Shows & Panels
- The 2014 Big Picture on Cyber Security
- AFCEA Answers
- Ask the CIO
- Building the Hybrid Cloud
- Connected Government: How to Build and Procure Network Services for the Future
- Continuing Diagnostics and Mitigation: Discussion of Progress and Next Steps
- Federal Executive Forum
- Federal Tech Talk
- The Future of Government Data Centers
- The Future of IT: How CIOs Can Enable the Service-Oriented Enterprise
- The Intersection: Where Technology Meets Transformation
- Maximizing ROI Through Data Center Consolidation
- Modern Mission Critical Series
- Moving to the Cloud. What's the best approach for me
- Navigating Tough Choices in Government Cloud Computing
- The New Generation of Database
- Satellite Communications: Acquiring SATCOM in Tight Times

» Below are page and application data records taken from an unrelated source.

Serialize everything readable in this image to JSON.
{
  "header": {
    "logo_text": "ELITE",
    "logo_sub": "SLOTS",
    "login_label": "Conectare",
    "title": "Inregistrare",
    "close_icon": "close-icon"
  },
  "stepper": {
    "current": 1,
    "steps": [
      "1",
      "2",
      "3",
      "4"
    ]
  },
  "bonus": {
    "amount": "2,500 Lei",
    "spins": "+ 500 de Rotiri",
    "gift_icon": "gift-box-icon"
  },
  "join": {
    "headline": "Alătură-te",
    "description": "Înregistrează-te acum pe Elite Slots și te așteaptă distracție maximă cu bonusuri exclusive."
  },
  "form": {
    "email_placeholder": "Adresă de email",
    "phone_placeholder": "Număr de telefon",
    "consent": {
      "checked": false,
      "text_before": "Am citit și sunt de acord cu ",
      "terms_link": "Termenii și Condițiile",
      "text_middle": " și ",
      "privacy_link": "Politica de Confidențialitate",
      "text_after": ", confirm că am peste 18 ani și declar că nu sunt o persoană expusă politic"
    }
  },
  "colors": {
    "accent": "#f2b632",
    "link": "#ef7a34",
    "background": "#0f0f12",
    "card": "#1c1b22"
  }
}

- Targeting Advanced Threats: Proven Methods from Detection through Remediation
- Transformative Technology: Desktop Virtualization in Government
- The Truth About IT Opex and Software Defined Networking
- Value of Health IT
- Air Traffic Management Transformation Report
- Cloud First Report
- General Dynamics IT Enterprise Center
- Gov Cloud Minute
- Government in Technology Series
- Homeland Security Cybersecurity Market Report
- National Cybersecurity Awareness Month
- Technology Insights
- The Cyber Security Report
- The Next Generation Cyber Security Experts
Shows & Panels
Congress considers threats from airport employees
Wednesday - 5/16/2012, 12:48pm EDT
WASHINGTON (AP) - Commercial air travel is at risk from terrorists who quietly get jobs at airports so that they can attack from within sensitive areas, a senior Homeland Security Department official told lawmakers Wednesday.
There has never been such an instance, but a security supervisor at Newark Liberty Airport is facing criminal charges that nearly 20 years ago he assumed the identity of a New York man who was later murdered. This incident raised questions about whether the Transportation Security Administration knows the true identities of people who work in secure areas at airports around the country.
The TSA said the man, Nigerian Bimbo Olumuyiwa Oyewole, never worked for TSA and the agency did not issue the man's security badge. The TSA requires a background criminal and terror check for employees who work at airports. Oyewole was screened through that process, but because he worked at the airport for so long, the TSA did not do a separate check that would verify his identification, the agency said.
The House Homeland Security Committee conducted an oversight hearing Wednesday, and a senior TSA official, assistant administrator John Sammon, said he could not assure lawmakers there were no other such cases around the country.
"We don't know whether they are who they say they are," said Rep. Bennie Thompson, D-Miss.
People who pose a threat can obtain government security badges for U.S. airports because the TSA inadequately investigates the backgrounds of badge applicants, said the agency's acting inspector general, Charles Edwards. This includes missed signs that such people might be dangerous, or confirmation they are American citizens, Edwards said.
Some of these security gaps could be resolved with a new government rule that would require a criminal history check every five years and strengthen other identification reviews, Sammon said. But he acknowledged that he couldn't assure lawmakers that the new rules _ still under development _ would catch every case of an airport worker using someone else's identity.
Oyewole is charged with using the identity of Jerry Thomas, a petty criminal who was shot outside a Queens, N.Y., YMCA in July 1992. Thomas' murder remains unsolved, but police in New York said Tuesday there is no evidence tying Oyewole to Thomas' shooting.
However, two law enforcement officials with knowledge of the investigation said that Oyewole began using Thomas' birth certificate and Social Security number three weeks before Thomas' murder. The officials requested anonymity because they weren't authorized to discuss details of the case publicly.
Authorities were alerted to Oyewole's alleged double life when the Port Authority of New York and New Jersey's inspector general's office in Hoboken received an anonymous letter, the officials said. The letter described Oyewole's using additional names, though those weren't divulged Tuesday.
The Port Authority, which operates the area's main airports and other transit hubs, said Oyewole entered the United States illegally in 1989 and had worked under several contractors at the airport, most recently FJC Security Services, and had supervised about 30 guards. The agency said its investigation found no indication that he used the fake identity for any reason other than to live in the United States.
(Copyright 2012 The Associated Press. All rights reserved. This material may not be published, broadcast, rewritten or redistributed.)